- _EXERCISE BRIEF_: Whenever a line in the material below includes "TSecr", copy that line.

——

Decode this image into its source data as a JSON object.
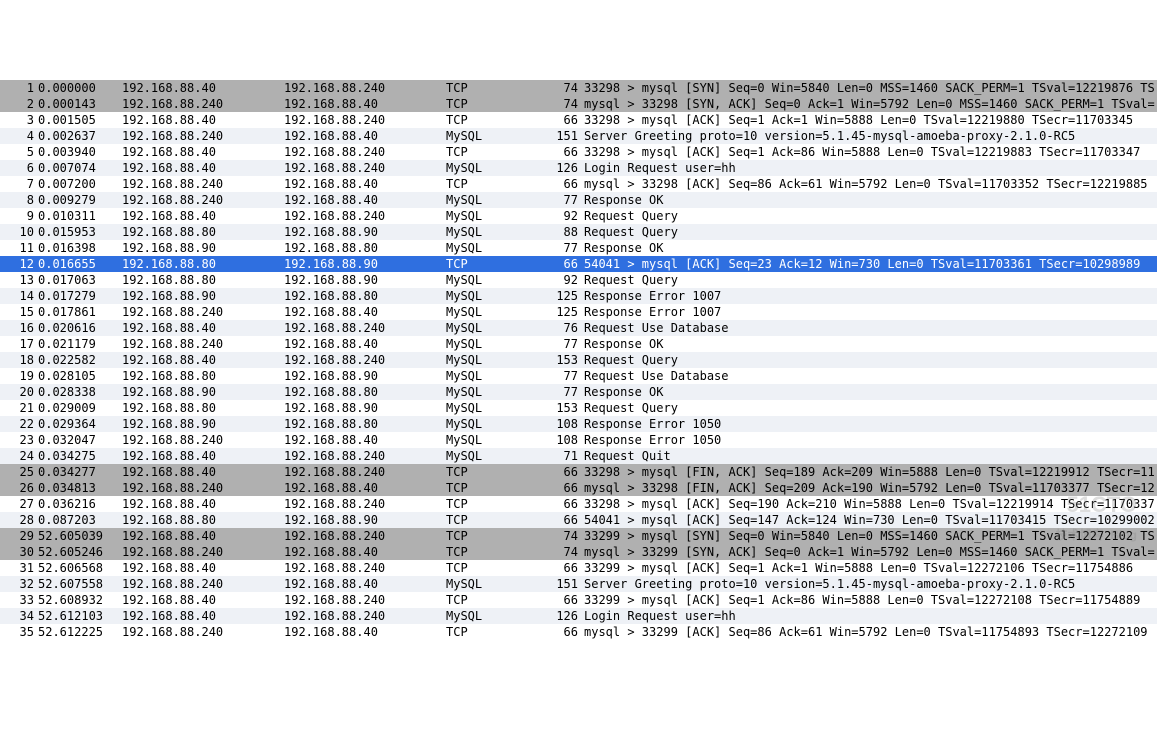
{
  "packets": [
    {
      "no": 1,
      "time": "0.000000",
      "src": "192.168.88.40",
      "dst": "192.168.88.240",
      "proto": "TCP",
      "len": 74,
      "info": "33298 > mysql [SYN] Seq=0 Win=5840 Len=0 MSS=1460 SACK_PERM=1 TSval=12219876 TS",
      "cls": "gray"
    },
    {
      "no": 2,
      "time": "0.000143",
      "src": "192.168.88.240",
      "dst": "192.168.88.40",
      "proto": "TCP",
      "len": 74,
      "info": "mysql > 33298 [SYN, ACK] Seq=0 Ack=1 Win=5792 Len=0 MSS=1460 SACK_PERM=1 TSval=",
      "cls": "gray"
    },
    {
      "no": 3,
      "time": "0.001505",
      "src": "192.168.88.40",
      "dst": "192.168.88.240",
      "proto": "TCP",
      "len": 66,
      "info": "33298 > mysql [ACK] Seq=1 Ack=1 Win=5888 Len=0 TSval=12219880 TSecr=11703345",
      "cls": "even"
    },
    {
      "no": 4,
      "time": "0.002637",
      "src": "192.168.88.240",
      "dst": "192.168.88.40",
      "proto": "MySQL",
      "len": 151,
      "info": "Server Greeting proto=10 version=5.1.45-mysql-amoeba-proxy-2.1.0-RC5",
      "cls": "odd"
    },
    {
      "no": 5,
      "time": "0.003940",
      "src": "192.168.88.40",
      "dst": "192.168.88.240",
      "proto": "TCP",
      "len": 66,
      "info": "33298 > mysql [ACK] Seq=1 Ack=86 Win=5888 Len=0 TSval=12219883 TSecr=11703347",
      "cls": "even"
    },
    {
      "no": 6,
      "time": "0.007074",
      "src": "192.168.88.40",
      "dst": "192.168.88.240",
      "proto": "MySQL",
      "len": 126,
      "info": "Login Request user=hh",
      "cls": "odd"
    },
    {
      "no": 7,
      "time": "0.007200",
      "src": "192.168.88.240",
      "dst": "192.168.88.40",
      "proto": "TCP",
      "len": 66,
      "info": "mysql > 33298 [ACK] Seq=86 Ack=61 Win=5792 Len=0 TSval=11703352 TSecr=12219885",
      "cls": "even"
    },
    {
      "no": 8,
      "time": "0.009279",
      "src": "192.168.88.240",
      "dst": "192.168.88.40",
      "proto": "MySQL",
      "len": 77,
      "info": "Response OK",
      "cls": "odd"
    },
    {
      "no": 9,
      "time": "0.010311",
      "src": "192.168.88.40",
      "dst": "192.168.88.240",
      "proto": "MySQL",
      "len": 92,
      "info": "Request Query",
      "cls": "even"
    },
    {
      "no": 10,
      "time": "0.015953",
      "src": "192.168.88.80",
      "dst": "192.168.88.90",
      "proto": "MySQL",
      "len": 88,
      "info": "Request Query",
      "cls": "odd"
    },
    {
      "no": 11,
      "time": "0.016398",
      "src": "192.168.88.90",
      "dst": "192.168.88.80",
      "proto": "MySQL",
      "len": 77,
      "info": "Response OK",
      "cls": "even"
    },
    {
      "no": 12,
      "time": "0.016655",
      "src": "192.168.88.80",
      "dst": "192.168.88.90",
      "proto": "TCP",
      "len": 66,
      "info": "54041 > mysql [ACK] Seq=23 Ack=12 Win=730 Len=0 TSval=11703361 TSecr=10298989",
      "cls": "sel"
    },
    {
      "no": 13,
      "time": "0.017063",
      "src": "192.168.88.80",
      "dst": "192.168.88.90",
      "proto": "MySQL",
      "len": 92,
      "info": "Request Query",
      "cls": "even"
    },
    {
      "no": 14,
      "time": "0.017279",
      "src": "192.168.88.90",
      "dst": "192.168.88.80",
      "proto": "MySQL",
      "len": 125,
      "info": "Response Error 1007",
      "cls": "odd"
    },
    {
      "no": 15,
      "time": "0.017861",
      "src": "192.168.88.240",
      "dst": "192.168.88.40",
      "proto": "MySQL",
      "len": 125,
      "info": "Response Error 1007",
      "cls": "even"
    },
    {
      "no": 16,
      "time": "0.020616",
      "src": "192.168.88.40",
      "dst": "192.168.88.240",
      "proto": "MySQL",
      "len": 76,
      "info": "Request Use Database",
      "cls": "odd"
    },
    {
      "no": 17,
      "time": "0.021179",
      "src": "192.168.88.240",
      "dst": "192.168.88.40",
      "proto": "MySQL",
      "len": 77,
      "info": "Response OK",
      "cls": "even"
    },
    {
      "no": 18,
      "time": "0.022582",
      "src": "192.168.88.40",
      "dst": "192.168.88.240",
      "proto": "MySQL",
      "len": 153,
      "info": "Request Query",
      "cls": "odd"
    },
    {
      "no": 19,
      "time": "0.028105",
      "src": "192.168.88.80",
      "dst": "192.168.88.90",
      "proto": "MySQL",
      "len": 77,
      "info": "Request Use Database",
      "cls": "even"
    },
    {
      "no": 20,
      "time": "0.028338",
      "src": "192.168.88.90",
      "dst": "192.168.88.80",
      "proto": "MySQL",
      "len": 77,
      "info": "Response OK",
      "cls": "odd"
    },
    {
      "no": 21,
      "time": "0.029009",
      "src": "192.168.88.80",
      "dst": "192.168.88.90",
      "proto": "MySQL",
      "len": 153,
      "info": "Request Query",
      "cls": "even"
    },
    {
      "no": 22,
      "time": "0.029364",
      "src": "192.168.88.90",
      "dst": "192.168.88.80",
      "proto": "MySQL",
      "len": 108,
      "info": "Response Error 1050",
      "cls": "odd"
    },
    {
      "no": 23,
      "time": "0.032047",
      "src": "192.168.88.240",
      "dst": "192.168.88.40",
      "proto": "MySQL",
      "len": 108,
      "info": "Response Error 1050",
      "cls": "even"
    },
    {
      "no": 24,
      "time": "0.034275",
      "src": "192.168.88.40",
      "dst": "192.168.88.240",
      "proto": "MySQL",
      "len": 71,
      "info": "Request Quit",
      "cls": "odd"
    },
    {
      "no": 25,
      "time": "0.034277",
      "src": "192.168.88.40",
      "dst": "192.168.88.240",
      "proto": "TCP",
      "len": 66,
      "info": "33298 > mysql [FIN, ACK] Seq=189 Ack=209 Win=5888 Len=0 TSval=12219912 TSecr=11",
      "cls": "gray"
    },
    {
      "no": 26,
      "time": "0.034813",
      "src": "192.168.88.240",
      "dst": "192.168.88.40",
      "proto": "TCP",
      "len": 66,
      "info": "mysql > 33298 [FIN, ACK] Seq=209 Ack=190 Win=5792 Len=0 TSval=11703377 TSecr=12",
      "cls": "gray"
    },
    {
      "no": 27,
      "time": "0.036216",
      "src": "192.168.88.40",
      "dst": "192.168.88.240",
      "proto": "TCP",
      "len": 66,
      "info": "33298 > mysql [ACK] Seq=190 Ack=210 Win=5888 Len=0 TSval=12219914 TSecr=1170337",
      "cls": "even"
    },
    {
      "no": 28,
      "time": "0.087203",
      "src": "192.168.88.80",
      "dst": "192.168.88.90",
      "proto": "TCP",
      "len": 66,
      "info": "54041 > mysql [ACK] Seq=147 Ack=124 Win=730 Len=0 TSval=11703415 TSecr=10299002",
      "cls": "odd"
    },
    {
      "no": 29,
      "time": "52.605039",
      "src": "192.168.88.40",
      "dst": "192.168.88.240",
      "proto": "TCP",
      "len": 74,
      "info": "33299 > mysql [SYN] Seq=0 Win=5840 Len=0 MSS=1460 SACK_PERM=1 TSval=12272102 TS",
      "cls": "gray"
    },
    {
      "no": 30,
      "time": "52.605246",
      "src": "192.168.88.240",
      "dst": "192.168.88.40",
      "proto": "TCP",
      "len": 74,
      "info": "mysql > 33299 [SYN, ACK] Seq=0 Ack=1 Win=5792 Len=0 MSS=1460 SACK_PERM=1 TSval=",
      "cls": "gray"
    },
    {
      "no": 31,
      "time": "52.606568",
      "src": "192.168.88.40",
      "dst": "192.168.88.240",
      "proto": "TCP",
      "len": 66,
      "info": "33299 > mysql [ACK] Seq=1 Ack=1 Win=5888 Len=0 TSval=12272106 TSecr=11754886",
      "cls": "even"
    },
    {
      "no": 32,
      "time": "52.607558",
      "src": "192.168.88.240",
      "dst": "192.168.88.40",
      "proto": "MySQL",
      "len": 151,
      "info": "Server Greeting proto=10 version=5.1.45-mysql-amoeba-proxy-2.1.0-RC5",
      "cls": "odd"
    },
    {
      "no": 33,
      "time": "52.608932",
      "src": "192.168.88.40",
      "dst": "192.168.88.240",
      "proto": "TCP",
      "len": 66,
      "info": "33299 > mysql [ACK] Seq=1 Ack=86 Win=5888 Len=0 TSval=12272108 TSecr=11754889",
      "cls": "even"
    },
    {
      "no": 34,
      "time": "52.612103",
      "src": "192.168.88.40",
      "dst": "192.168.88.240",
      "proto": "MySQL",
      "len": 126,
      "info": "Login Request user=hh",
      "cls": "odd"
    },
    {
      "no": 35,
      "time": "52.612225",
      "src": "192.168.88.240",
      "dst": "192.168.88.40",
      "proto": "TCP",
      "len": 66,
      "info": "mysql > 33299 [ACK] Seq=86 Ack=61 Win=5792 Len=0 TSval=11754893 TSecr=12272109",
      "cls": "even"
    }
  ],
  "watermark": {
    "line1": "51CTO",
    "line2": "技术博客  Blog"
  }
}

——

- _SOLUTION TO THE EXERCISE_:
      "info": "33298 > mysql [ACK] Seq=1 Ack=1 Win=5888 Len=0 TSval=12219880 TSecr=11703345",
      "info": "33298 > mysql [ACK] Seq=1 Ack=86 Win=5888 Len=0 TSval=12219883 TSecr=11703347",
      "info": "mysql > 33298 [ACK] Seq=86 Ack=61 Win=5792 Len=0 TSval=11703352 TSecr=12219885",
      "info": "54041 > mysql [ACK] Seq=23 Ack=12 Win=730 Len=0 TSval=11703361 TSecr=10298989",
      "info": "33298 > mysql [FIN, ACK] Seq=189 Ack=209 Win=5888 Len=0 TSval=12219912 TSecr=11",
      "info": "mysql > 33298 [FIN, ACK] Seq=209 Ack=190 Win=5792 Len=0 TSval=11703377 TSecr=12",
      "info": "33298 > mysql [ACK] Seq=190 Ack=210 Win=5888 Len=0 TSval=12219914 TSecr=1170337",
      "info": "54041 > mysql [ACK] Seq=147 Ack=124 Win=730 Len=0 TSval=11703415 TSecr=10299002",
      "info": "33299 > mysql [ACK] Seq=1 Ack=1 Win=5888 Len=0 TSval=12272106 TSecr=11754886",
      "info": "33299 > mysql [ACK] Seq=1 Ack=86 Win=5888 Len=0 TSval=12272108 TSecr=11754889",
      "info": "mysql > 33299 [ACK] Seq=86 Ack=61 Win=5792 Len=0 TSval=11754893 TSecr=12272109",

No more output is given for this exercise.